- Other treatments. Other drugs used to treat lymphoma include targeted drugs that focus on specific abnormalities in your cancer cells. Immunotherapy drugs use your immune system to kill cancer cells. A specialized treatment called chimeric antigen receptor (CAR)-T cell therapy takes your body’s germ-fighting T cells, engineers them to fight cancer and infuses them back into your body.
Luckily, his doctors were right about his prognosis. In September of last year, the actor posted on his blog that his cancer had entered remission.
“The 9” x 12” mass has shrunk down to the size of a marble,” Bridges writes. He also suffered after contracting Covid in the midst of his cancer battle in 2021. “Covid kicked my ass pretty good, but I’m double vaccinated and feeling much better now.”
After all of the struggle, like so many cancer survivors, Bridgers was left with a renewed appreciation for life.
“I’ll be honest. I didn’t know if I was going to make it,” he previously told Esquire. “I was on death’s door there for a while in the hospital … When I finally went back to work, after a two-year hiatus, it was the most bizarre kind of thing. It felt like a dream.”

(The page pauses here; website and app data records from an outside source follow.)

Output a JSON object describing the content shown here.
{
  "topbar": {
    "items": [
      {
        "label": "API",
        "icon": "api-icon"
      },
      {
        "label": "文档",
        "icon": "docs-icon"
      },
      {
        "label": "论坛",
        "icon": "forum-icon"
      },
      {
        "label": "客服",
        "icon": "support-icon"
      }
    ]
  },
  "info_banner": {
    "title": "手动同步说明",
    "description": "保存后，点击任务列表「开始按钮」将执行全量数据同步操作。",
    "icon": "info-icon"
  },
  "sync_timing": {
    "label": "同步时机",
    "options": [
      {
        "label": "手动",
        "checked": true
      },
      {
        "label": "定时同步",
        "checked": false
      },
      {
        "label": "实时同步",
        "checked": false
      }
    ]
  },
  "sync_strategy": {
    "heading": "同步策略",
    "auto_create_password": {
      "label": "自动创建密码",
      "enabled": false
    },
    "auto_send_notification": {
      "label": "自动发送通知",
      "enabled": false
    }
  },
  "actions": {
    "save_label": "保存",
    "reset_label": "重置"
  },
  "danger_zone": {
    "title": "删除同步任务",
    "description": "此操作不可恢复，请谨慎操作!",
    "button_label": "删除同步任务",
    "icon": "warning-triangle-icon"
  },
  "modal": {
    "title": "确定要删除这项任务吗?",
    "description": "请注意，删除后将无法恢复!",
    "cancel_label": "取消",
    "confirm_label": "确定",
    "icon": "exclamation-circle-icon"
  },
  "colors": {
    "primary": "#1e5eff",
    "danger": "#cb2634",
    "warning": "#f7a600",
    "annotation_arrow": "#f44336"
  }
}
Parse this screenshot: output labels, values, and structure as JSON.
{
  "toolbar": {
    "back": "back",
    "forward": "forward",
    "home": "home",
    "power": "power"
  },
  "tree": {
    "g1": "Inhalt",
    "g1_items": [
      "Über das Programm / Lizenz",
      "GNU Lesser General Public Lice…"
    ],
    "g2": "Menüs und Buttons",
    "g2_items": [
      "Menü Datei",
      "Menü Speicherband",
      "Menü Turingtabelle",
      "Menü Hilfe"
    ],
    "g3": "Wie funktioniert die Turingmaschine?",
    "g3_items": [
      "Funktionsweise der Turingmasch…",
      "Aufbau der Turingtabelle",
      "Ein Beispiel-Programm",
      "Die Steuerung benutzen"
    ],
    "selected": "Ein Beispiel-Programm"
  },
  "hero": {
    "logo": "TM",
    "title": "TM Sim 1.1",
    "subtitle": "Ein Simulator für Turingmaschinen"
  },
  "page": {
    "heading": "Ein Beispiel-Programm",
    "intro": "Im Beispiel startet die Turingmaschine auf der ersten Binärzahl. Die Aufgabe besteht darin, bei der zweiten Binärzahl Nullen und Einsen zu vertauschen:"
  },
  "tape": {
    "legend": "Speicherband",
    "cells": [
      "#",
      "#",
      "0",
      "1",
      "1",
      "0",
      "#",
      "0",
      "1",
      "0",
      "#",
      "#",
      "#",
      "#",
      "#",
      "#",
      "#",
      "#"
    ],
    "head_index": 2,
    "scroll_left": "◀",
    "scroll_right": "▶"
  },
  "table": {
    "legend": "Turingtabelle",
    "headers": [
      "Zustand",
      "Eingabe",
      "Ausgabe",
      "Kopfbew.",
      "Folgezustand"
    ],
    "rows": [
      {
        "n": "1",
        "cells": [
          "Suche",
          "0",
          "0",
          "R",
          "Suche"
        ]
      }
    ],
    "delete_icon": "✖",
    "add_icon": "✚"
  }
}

“I came back after all that time, and saw the same faces [while shooting The Old Man], the same cast and crew,” he continued. “It was like we had a long weekend. I gathered everyone and I said, ‘I had the most bizarre dream, you guys.’ I was sick and out, but all that feels like a gray mush now.”
While Jeff Bridges didn’t disclose publicly the type of lymphoma he was diagnosed with, the two most common types of this disease are Hodgkin and non-Hodgkin lymphoma. Lymphoma is a cancer of the immune system that affects infection-fighting cells called lymphocytes. And there are more than 40 different types of lymphoma.
“Lymphoma is split up into a number of different categories,” Dr. Elise Chong, a medical oncologist at Penn Medicine, previously told SurvivorNet.
“The first distinguishing breakpoint, if you will, is non-Hodgkin lymphoma versus Hodgkin lymphoma,” she added, “and those sound like two different categories. But non-Hodgkin lymphoma comprises the majority of lymphoma, and Hodgkin lymphoma is a single specific type of lymphoma.”
Hodgkin lymphoma has distinctive, giant cells called Reed-Sternberg cells. The presence of these cells, which can be seen under a microscope, will help your doctor determine which of the two lymphoma types you have.
There are a few other important differences between non-Hodgkin lymphoma and Hodgkin lymphoma to note. For one thing, non-Hodgkin lymphoma is much more common. And you’re more likely to be diagnosed with it after age 55, like Jeff Bridges. People usually develop Hodgkin lymphoma at a younger age.
It should be noted that another difference between these two types of lymphoma is that non-Hodgkin lymphoma is more likely to spread in a random fashion and be found in different groups of lymph nodes in the body, while Hodgkin lymphoma is more likely to grow in a uniform way from one group of lymph nodes directly to another.
These two different types of lymphoma behave, spread and respond to treatment differently, so it’s important for you to know which type you have.
Contributing: SurvivorNet Staff